-- WHAT TO PRODUCE --
Which lines of the material hold the word "author"? Copy each one.

_____

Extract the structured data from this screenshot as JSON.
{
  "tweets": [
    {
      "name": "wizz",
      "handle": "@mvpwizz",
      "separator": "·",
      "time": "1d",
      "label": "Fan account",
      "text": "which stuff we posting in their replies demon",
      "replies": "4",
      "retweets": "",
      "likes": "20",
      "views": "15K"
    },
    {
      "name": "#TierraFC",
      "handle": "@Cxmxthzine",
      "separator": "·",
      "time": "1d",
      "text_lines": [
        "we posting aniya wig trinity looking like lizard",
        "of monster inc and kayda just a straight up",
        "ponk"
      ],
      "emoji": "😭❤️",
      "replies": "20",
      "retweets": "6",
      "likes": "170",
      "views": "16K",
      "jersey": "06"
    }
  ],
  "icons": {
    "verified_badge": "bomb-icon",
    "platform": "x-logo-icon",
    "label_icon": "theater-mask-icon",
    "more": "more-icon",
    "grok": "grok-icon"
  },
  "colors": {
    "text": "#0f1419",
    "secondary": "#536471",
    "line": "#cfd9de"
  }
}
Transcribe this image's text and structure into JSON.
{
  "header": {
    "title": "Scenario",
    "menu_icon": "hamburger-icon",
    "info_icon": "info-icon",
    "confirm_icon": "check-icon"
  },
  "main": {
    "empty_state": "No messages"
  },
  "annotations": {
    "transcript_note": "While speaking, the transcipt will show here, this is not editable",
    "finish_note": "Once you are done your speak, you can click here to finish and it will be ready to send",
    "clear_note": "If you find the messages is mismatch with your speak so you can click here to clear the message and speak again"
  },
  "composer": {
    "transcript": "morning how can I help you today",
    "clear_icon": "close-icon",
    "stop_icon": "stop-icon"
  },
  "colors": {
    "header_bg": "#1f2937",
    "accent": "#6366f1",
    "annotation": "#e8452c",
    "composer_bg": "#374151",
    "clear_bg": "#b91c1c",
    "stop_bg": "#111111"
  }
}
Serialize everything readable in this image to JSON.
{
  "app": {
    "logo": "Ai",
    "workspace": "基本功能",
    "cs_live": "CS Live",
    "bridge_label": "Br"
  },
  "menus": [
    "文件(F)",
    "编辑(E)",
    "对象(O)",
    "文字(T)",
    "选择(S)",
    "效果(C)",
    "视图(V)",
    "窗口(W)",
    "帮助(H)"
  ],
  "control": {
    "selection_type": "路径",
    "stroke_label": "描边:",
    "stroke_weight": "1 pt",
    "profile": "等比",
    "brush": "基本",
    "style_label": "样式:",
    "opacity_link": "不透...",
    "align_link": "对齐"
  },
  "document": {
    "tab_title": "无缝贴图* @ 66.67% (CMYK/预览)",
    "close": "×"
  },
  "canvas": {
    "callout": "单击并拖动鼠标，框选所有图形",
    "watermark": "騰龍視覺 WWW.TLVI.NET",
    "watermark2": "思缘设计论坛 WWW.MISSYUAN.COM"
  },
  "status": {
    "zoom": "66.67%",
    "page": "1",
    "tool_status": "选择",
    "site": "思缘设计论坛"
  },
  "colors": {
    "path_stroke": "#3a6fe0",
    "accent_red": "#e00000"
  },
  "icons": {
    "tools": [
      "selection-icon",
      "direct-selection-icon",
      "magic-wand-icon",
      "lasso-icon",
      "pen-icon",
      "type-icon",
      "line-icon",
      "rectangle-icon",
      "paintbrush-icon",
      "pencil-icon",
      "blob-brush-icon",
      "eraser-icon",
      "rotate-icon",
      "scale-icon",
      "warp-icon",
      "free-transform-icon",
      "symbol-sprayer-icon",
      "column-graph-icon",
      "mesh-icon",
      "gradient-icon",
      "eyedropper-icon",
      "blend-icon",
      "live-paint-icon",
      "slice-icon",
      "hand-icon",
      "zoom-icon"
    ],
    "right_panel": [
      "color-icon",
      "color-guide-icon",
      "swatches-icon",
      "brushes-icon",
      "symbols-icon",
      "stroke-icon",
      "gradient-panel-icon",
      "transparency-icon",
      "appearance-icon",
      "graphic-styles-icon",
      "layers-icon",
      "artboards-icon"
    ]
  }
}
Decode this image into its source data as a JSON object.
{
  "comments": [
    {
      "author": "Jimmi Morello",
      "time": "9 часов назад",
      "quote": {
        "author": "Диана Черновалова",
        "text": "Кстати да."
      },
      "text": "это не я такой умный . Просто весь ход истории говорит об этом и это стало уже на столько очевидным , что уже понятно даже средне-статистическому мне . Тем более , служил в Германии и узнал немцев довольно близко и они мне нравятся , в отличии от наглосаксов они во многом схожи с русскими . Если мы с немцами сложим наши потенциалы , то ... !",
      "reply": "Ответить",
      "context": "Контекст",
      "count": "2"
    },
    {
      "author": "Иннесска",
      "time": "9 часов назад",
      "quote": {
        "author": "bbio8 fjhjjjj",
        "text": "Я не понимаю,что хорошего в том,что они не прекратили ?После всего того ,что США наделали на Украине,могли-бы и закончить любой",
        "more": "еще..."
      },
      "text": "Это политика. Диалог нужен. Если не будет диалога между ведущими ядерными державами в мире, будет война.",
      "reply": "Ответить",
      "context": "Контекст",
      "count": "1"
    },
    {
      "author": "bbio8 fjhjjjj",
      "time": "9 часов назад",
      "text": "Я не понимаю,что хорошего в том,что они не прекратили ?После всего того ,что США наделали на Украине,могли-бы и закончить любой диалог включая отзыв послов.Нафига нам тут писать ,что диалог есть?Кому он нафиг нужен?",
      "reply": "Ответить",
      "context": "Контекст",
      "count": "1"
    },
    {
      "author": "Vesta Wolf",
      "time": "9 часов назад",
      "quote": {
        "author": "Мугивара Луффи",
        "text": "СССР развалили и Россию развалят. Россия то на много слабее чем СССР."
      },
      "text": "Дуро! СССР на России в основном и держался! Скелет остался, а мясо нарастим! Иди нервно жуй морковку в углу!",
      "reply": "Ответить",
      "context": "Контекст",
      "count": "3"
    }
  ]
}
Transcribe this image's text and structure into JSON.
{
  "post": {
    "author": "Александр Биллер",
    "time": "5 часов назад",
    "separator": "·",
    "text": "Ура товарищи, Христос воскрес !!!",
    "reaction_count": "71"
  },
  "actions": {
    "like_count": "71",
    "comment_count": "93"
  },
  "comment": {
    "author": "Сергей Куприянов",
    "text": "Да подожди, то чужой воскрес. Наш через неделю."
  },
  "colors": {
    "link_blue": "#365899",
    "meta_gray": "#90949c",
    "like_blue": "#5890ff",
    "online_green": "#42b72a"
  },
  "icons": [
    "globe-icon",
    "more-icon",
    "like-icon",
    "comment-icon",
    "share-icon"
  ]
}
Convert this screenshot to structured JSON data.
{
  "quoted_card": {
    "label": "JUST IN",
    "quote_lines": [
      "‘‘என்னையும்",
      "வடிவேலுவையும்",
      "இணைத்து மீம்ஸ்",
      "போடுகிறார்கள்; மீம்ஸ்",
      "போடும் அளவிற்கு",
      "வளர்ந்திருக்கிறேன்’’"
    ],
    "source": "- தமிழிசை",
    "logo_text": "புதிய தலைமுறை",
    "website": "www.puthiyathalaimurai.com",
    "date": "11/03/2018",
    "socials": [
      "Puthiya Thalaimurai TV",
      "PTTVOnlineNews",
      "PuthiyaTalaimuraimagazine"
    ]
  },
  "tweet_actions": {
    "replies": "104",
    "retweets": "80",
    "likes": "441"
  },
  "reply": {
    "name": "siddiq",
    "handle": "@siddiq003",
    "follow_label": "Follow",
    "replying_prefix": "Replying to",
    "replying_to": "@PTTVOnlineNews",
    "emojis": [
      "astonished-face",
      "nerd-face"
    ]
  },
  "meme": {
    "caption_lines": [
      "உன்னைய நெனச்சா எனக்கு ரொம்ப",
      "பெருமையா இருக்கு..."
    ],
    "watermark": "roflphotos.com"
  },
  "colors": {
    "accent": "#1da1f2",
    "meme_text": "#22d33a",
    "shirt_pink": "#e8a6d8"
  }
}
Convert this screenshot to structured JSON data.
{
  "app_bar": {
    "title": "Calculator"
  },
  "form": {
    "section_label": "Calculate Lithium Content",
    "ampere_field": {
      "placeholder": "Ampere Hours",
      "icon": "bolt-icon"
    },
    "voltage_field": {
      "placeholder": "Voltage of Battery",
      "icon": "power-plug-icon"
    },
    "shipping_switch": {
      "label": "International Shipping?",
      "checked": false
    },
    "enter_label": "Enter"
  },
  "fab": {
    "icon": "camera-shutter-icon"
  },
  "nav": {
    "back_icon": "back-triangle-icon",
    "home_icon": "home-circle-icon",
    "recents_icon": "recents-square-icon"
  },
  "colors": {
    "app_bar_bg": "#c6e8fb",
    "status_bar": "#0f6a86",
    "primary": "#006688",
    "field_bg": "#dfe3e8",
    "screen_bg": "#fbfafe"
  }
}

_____

-- TASK RESULT --
      "author": "Jimmi Morello",
        "author": "Диана Черновалова",
      "author": "Иннесска",
        "author": "bbio8 fjhjjjj",
      "author": "bbio8 fjhjjjj",
      "author": "Vesta Wolf",
        "author": "Мугивара Луффи",
    "author": "Александр Биллер",
    "author": "Сергей Куприянов",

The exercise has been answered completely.